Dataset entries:
☆ ☆ ☆ ☆ ☆ ☆ ☆

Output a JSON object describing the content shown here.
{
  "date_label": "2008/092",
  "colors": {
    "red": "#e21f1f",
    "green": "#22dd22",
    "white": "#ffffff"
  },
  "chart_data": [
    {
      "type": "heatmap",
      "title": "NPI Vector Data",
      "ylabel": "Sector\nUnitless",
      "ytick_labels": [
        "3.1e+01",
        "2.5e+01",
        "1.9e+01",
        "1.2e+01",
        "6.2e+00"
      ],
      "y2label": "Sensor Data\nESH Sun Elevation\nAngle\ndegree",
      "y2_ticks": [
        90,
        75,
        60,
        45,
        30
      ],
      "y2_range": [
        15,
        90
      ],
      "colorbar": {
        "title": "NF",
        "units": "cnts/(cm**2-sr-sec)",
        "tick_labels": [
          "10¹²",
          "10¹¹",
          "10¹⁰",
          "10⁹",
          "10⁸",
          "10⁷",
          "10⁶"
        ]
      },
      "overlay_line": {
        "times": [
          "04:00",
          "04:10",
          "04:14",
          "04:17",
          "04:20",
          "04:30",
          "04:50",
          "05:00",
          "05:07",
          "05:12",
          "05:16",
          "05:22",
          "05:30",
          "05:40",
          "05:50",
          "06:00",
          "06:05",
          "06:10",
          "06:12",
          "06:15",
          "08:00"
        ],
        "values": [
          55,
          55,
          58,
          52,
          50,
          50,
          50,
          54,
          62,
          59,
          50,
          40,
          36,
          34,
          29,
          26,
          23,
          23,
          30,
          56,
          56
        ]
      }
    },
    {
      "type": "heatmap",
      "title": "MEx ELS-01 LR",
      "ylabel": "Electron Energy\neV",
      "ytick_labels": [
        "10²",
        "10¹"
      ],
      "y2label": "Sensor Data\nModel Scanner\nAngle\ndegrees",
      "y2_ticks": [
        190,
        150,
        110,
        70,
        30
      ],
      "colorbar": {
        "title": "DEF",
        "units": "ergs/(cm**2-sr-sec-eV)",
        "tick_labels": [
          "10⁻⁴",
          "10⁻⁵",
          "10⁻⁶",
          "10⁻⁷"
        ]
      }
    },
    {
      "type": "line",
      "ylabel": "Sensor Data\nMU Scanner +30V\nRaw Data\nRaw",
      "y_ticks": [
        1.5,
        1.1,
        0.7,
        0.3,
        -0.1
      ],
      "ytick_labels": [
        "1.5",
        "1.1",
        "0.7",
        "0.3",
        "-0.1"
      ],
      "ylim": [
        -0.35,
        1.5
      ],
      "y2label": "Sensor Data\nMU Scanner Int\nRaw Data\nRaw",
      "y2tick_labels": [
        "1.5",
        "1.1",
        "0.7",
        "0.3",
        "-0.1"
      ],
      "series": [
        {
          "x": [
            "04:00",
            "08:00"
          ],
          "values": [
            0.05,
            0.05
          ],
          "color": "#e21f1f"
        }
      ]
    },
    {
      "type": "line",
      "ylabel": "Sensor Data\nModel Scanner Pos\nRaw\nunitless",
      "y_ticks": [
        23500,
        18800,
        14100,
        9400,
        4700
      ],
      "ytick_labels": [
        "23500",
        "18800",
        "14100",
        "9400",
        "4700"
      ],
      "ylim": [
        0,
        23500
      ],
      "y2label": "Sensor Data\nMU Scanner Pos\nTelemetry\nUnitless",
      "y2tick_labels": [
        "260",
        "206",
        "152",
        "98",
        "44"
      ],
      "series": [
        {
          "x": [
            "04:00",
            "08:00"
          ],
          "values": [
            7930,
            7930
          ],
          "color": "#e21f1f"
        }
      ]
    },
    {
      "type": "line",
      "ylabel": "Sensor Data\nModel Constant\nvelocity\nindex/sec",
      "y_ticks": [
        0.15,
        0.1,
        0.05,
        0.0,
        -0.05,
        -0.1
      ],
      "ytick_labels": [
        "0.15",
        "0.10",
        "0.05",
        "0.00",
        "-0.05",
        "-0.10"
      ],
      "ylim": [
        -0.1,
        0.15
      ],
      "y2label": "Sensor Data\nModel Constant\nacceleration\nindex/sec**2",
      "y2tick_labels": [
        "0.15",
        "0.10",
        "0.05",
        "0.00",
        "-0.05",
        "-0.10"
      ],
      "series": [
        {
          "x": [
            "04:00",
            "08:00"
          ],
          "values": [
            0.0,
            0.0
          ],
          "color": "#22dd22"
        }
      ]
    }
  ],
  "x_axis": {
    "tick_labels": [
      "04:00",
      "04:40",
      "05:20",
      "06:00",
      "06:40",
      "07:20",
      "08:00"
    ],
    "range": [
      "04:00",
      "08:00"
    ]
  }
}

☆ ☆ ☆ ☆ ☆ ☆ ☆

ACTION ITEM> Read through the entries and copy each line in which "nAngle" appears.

ANSWER SPACE>
      "y2label": "Sensor Data\nESH Sun Elevation\nAngle\ndegree",
      "y2label": "Sensor Data\nModel Scanner\nAngle\ndegrees",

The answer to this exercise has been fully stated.